If you’re interested in seeing if you qualify for the clinical trial, you can submit your application by answering a few questions on ResearchMyEndo’s site. Once you’re talking to a representative, be sure to ask questions like what type of medication is it (pain medication? GnRH agonist? GnRH antagonist? potential side effects? options to leave the study, etc.) AND (most importantly), you may not want to read any further of this blog entry because I don’t want to reduce your chances of being accepted if researching the product is a disqualifying factor.
The ResearchOutSmarts Endometriosis (ROSE) Study has been ongoing for a few years and they still need our help. They received the 2018 Innovation Challenge Award for researching potential diagnostic tests for menstrual effluent (aka period blood) – congratulations you guys!! I’ve participated in the study and so can you. Yes, you!! But you must be over the age of 18 and NOT pregnant or breastfeeding. Don’t live in the New York area and feel like you can’t help in any way? That’s not true! You can work via e-mail and express mail.
What’s the study all about? Per their webpage, “The goal of the ROSE study is to investigate the causes of endometriosis and bring improved diagnostics and treatments for women with endometriosis…Researchers involved in ROSE are using several approaches to study endometriosis. These include efforts to better understand the genetic basis of the disease and relate this what is occurring at the cellular level in the disease, with particular emphasis on the role of stem cells and the immune system.”

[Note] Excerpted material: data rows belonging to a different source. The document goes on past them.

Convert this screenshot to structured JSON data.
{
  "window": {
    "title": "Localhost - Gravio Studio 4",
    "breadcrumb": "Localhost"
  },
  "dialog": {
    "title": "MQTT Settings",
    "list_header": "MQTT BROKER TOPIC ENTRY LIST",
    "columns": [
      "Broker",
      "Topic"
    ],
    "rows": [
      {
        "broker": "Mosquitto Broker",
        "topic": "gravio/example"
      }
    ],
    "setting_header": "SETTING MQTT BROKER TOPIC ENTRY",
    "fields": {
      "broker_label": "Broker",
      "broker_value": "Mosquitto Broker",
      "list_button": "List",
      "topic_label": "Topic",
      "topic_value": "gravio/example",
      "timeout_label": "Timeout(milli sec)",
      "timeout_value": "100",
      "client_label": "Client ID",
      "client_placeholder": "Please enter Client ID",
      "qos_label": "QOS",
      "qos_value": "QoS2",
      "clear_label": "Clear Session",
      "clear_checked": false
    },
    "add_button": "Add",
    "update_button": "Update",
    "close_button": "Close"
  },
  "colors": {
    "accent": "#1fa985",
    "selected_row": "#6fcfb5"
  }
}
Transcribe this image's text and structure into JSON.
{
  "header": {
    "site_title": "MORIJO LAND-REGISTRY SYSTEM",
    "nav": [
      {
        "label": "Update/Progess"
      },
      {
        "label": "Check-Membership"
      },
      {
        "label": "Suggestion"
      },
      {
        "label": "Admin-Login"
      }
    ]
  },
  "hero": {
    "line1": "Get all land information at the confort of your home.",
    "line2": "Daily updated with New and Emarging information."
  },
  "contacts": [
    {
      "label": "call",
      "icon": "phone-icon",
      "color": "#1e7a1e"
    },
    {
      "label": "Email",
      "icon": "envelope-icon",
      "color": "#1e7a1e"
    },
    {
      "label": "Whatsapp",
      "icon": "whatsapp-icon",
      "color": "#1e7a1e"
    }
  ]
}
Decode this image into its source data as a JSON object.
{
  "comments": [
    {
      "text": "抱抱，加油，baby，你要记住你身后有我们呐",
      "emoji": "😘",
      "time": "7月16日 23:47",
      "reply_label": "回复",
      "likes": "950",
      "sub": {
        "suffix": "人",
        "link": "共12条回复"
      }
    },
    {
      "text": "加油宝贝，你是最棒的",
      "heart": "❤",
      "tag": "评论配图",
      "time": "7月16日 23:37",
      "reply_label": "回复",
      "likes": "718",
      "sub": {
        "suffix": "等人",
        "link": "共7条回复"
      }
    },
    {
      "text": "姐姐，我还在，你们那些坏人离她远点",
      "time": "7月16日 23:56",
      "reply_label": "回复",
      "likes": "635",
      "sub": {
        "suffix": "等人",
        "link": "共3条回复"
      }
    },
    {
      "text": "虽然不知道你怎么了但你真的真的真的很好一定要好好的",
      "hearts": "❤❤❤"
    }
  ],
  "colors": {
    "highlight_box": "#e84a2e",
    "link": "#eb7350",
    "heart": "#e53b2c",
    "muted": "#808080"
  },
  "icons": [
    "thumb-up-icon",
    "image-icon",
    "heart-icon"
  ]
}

What do you have to do? You sign a consent and answer a few questionnaires. Once enrolled, you provide a DNA sample either through a mouth swab or a blood sample (if you’re local), provide an authorization to collect tissue samples from your prior/future surgery(ies), and provide a sample of your menstrual blood (this part is totallyoptional). When I first participated in the study in late 2014, they only used a diva cup for collecting menstrual blood (which, due to my double cervix, I couldn’t do). But now they’ve offered the use of a small sponge to collect menstrual fluid, too. SO I GET TO DO IT NOW! 😀
I’ve also kept in touch with my contact with the ROSE study and sent them the op reports, pathology reports, and photographs from my 2016 and two 2018 surgeries. If you’ve already participated in the ROSE study and have had subsequent surgeries, please feel free to keep them updated!
Also, the folks at ROSE still need the help of parents, siblings, or children of someone who suffers from Endometriosis. This goes for men and women! I know I’ve poked my brothers and mum to help with this one! Please feel free to pass the ROSE Study link on to your immediate family members! They would answer a questionnaire, provide that same mouth swab DNA sample (or a blood sample), and have the option to provide some period blood (well, the ladies would). I always hear, “I wish there was something I can do to help…” and now they can!
Don’t have Endometriosis? YOU CAN STILL HELP! The ROSE study is looking for control groups (aka women without Endometriosis) to compare to those with Endometriosis. You’d go through the same process: questionnaire, DNA sample, period sample (again…this last bit is totally up to you).
Reach out to someone on the ROSE team by contacting them: